Activity: Please go through the records below and return every line holding the word "Manage".

─── Supplied data

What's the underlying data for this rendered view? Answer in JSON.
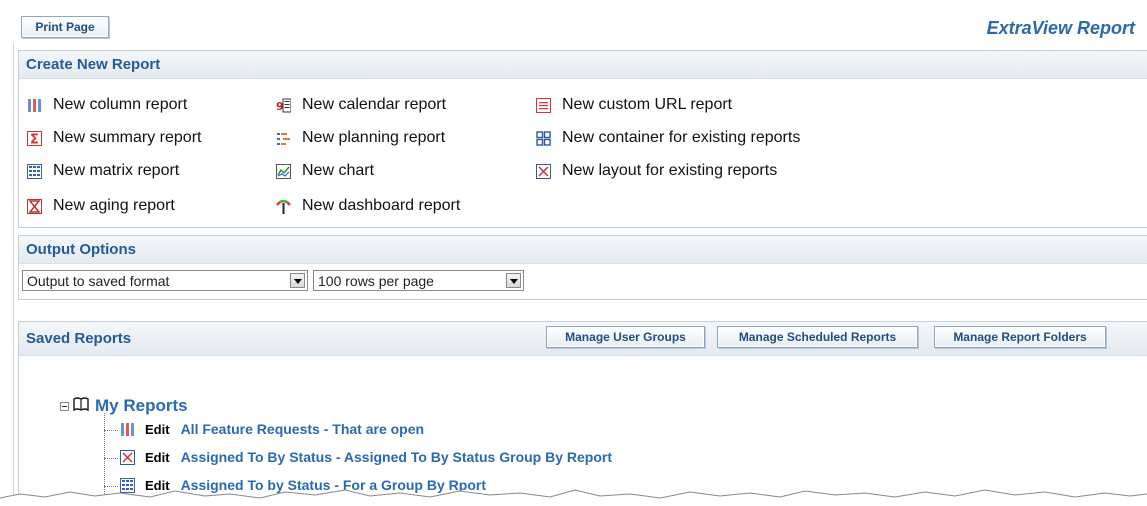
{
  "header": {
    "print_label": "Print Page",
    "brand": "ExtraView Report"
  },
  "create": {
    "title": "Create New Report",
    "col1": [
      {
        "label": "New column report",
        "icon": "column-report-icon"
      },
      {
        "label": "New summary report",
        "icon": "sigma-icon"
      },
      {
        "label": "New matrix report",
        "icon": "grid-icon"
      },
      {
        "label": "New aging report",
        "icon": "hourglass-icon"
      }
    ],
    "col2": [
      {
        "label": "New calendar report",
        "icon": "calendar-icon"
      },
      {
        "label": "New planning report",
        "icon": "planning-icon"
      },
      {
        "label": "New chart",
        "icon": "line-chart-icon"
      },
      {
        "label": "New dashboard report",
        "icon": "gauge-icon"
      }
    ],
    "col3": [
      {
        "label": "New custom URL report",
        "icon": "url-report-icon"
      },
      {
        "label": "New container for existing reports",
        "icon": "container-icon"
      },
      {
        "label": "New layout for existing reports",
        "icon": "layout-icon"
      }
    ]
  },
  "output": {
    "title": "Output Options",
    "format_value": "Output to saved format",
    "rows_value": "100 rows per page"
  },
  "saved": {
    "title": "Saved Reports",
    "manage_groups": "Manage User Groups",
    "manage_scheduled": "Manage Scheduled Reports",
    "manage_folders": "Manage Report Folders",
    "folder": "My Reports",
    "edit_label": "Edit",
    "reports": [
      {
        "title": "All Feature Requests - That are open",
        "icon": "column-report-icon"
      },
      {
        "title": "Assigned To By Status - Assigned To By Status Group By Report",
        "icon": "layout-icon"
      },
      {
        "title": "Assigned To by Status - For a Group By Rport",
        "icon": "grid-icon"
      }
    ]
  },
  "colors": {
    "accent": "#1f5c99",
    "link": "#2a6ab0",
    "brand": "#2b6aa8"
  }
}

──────
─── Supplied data

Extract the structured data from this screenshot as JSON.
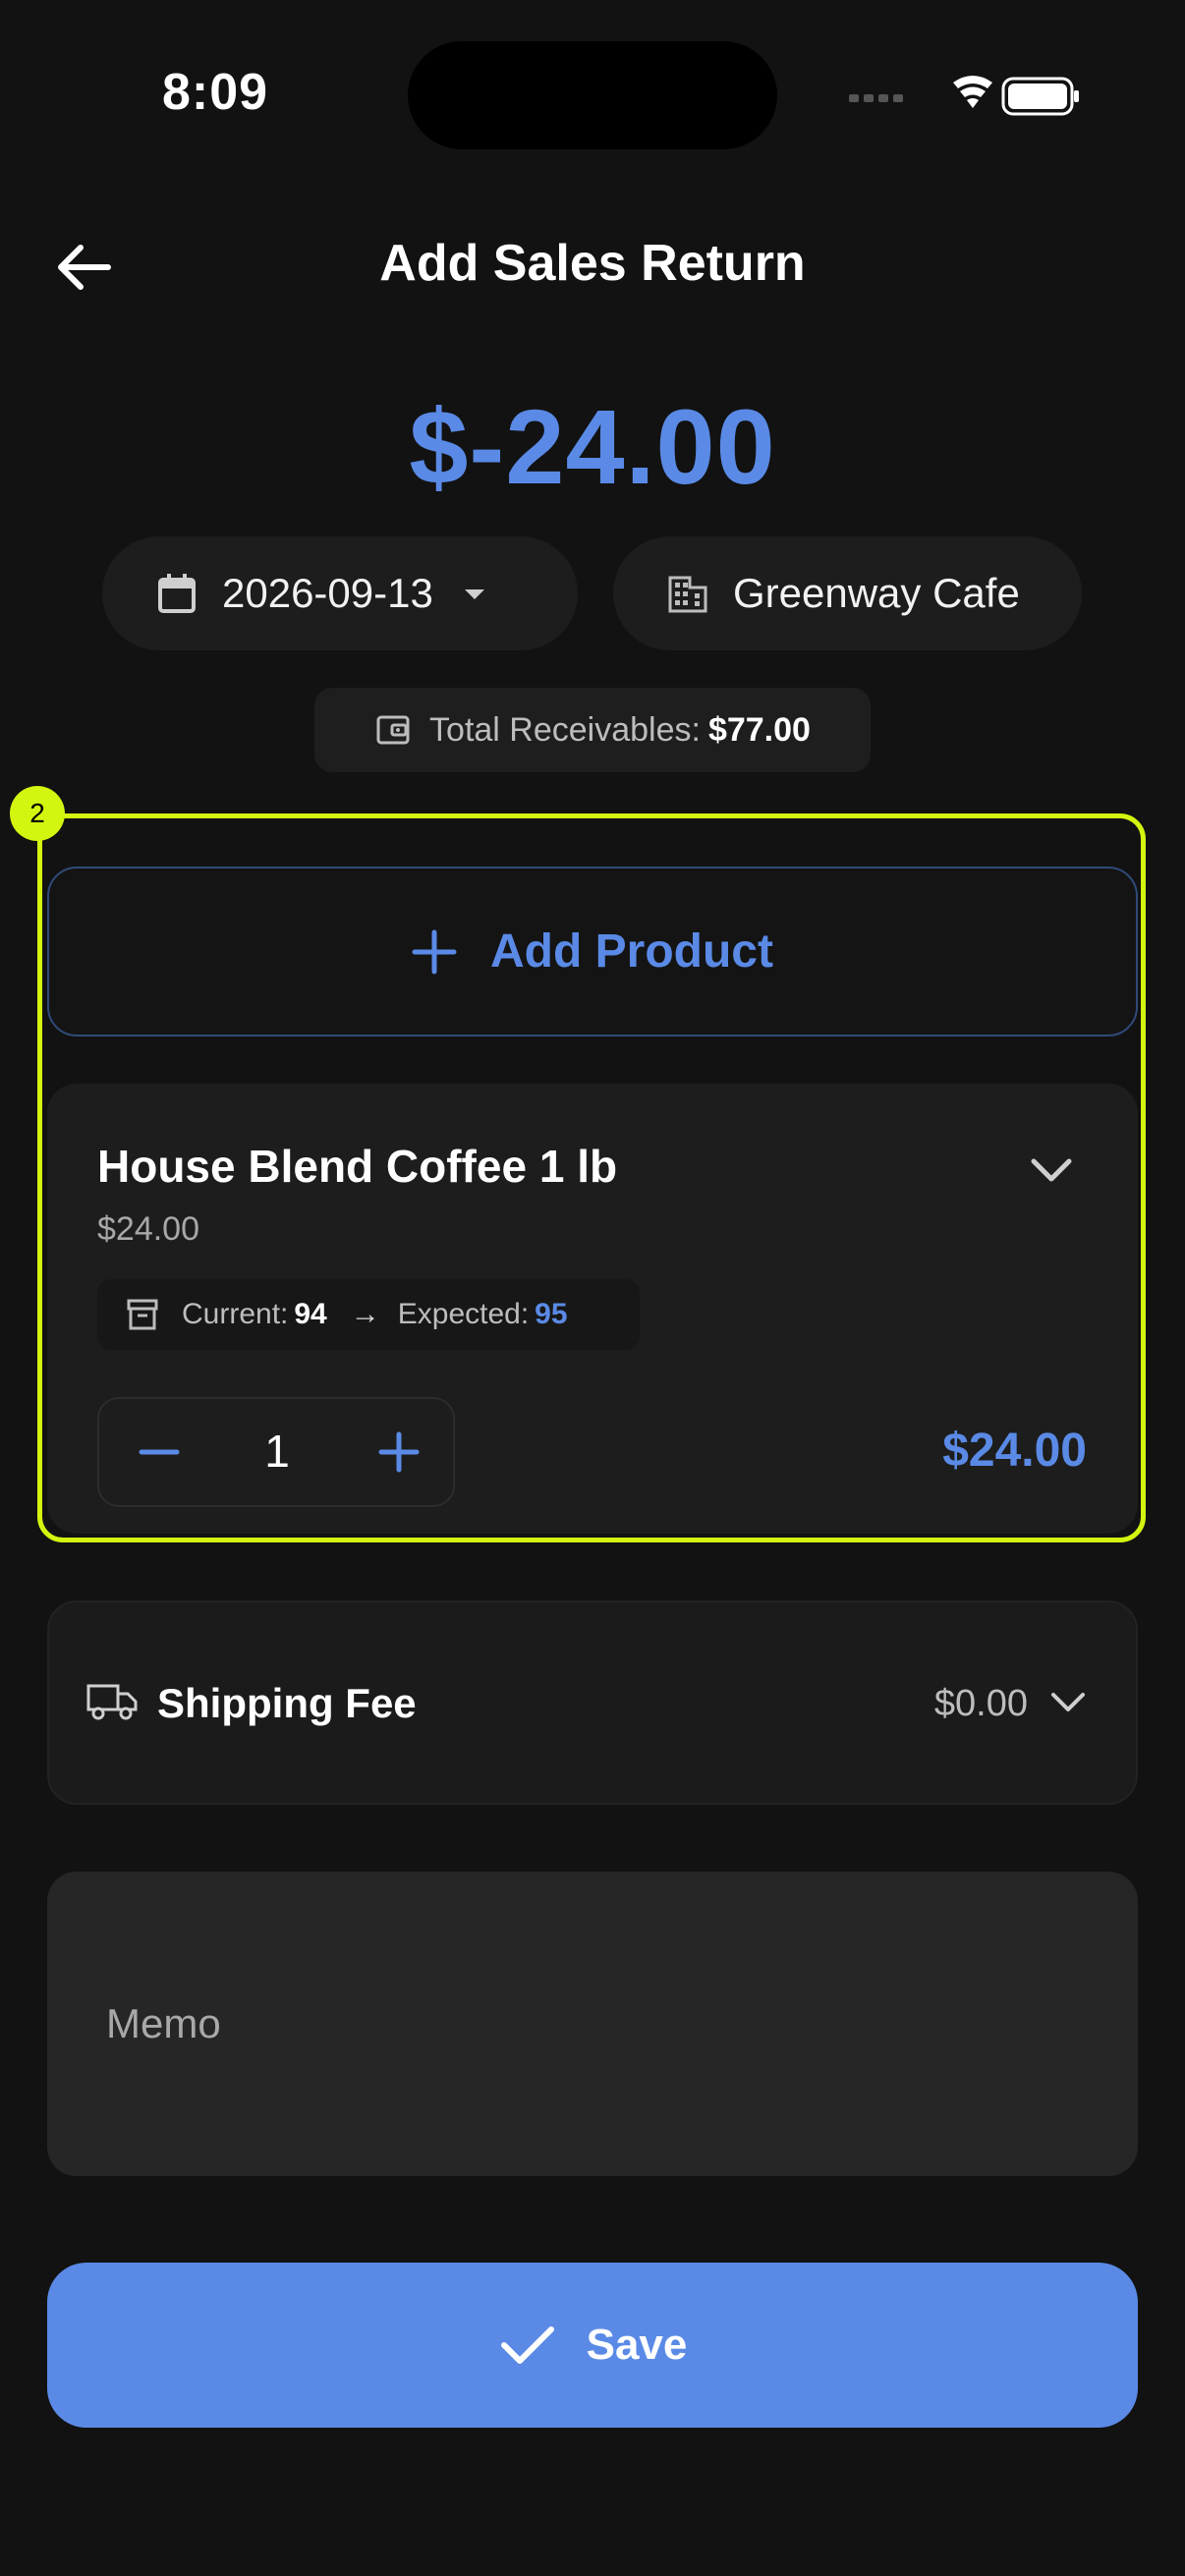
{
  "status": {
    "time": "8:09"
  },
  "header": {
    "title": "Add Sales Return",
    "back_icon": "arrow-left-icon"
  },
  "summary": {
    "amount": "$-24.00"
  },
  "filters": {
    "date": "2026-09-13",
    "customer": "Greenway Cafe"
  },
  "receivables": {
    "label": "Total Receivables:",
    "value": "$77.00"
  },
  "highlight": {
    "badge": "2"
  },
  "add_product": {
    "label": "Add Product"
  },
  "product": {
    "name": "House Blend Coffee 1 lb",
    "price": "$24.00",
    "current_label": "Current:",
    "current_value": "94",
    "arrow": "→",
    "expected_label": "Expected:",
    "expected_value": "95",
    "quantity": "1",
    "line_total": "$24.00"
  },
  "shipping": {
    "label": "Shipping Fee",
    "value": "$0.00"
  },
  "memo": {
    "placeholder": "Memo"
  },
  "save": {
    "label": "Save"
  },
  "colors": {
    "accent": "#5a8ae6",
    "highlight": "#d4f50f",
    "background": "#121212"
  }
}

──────

Exercise result:
    "manage_groups": "Manage User Groups",
    "manage_scheduled": "Manage Scheduled Reports",
    "manage_folders": "Manage Report Folders",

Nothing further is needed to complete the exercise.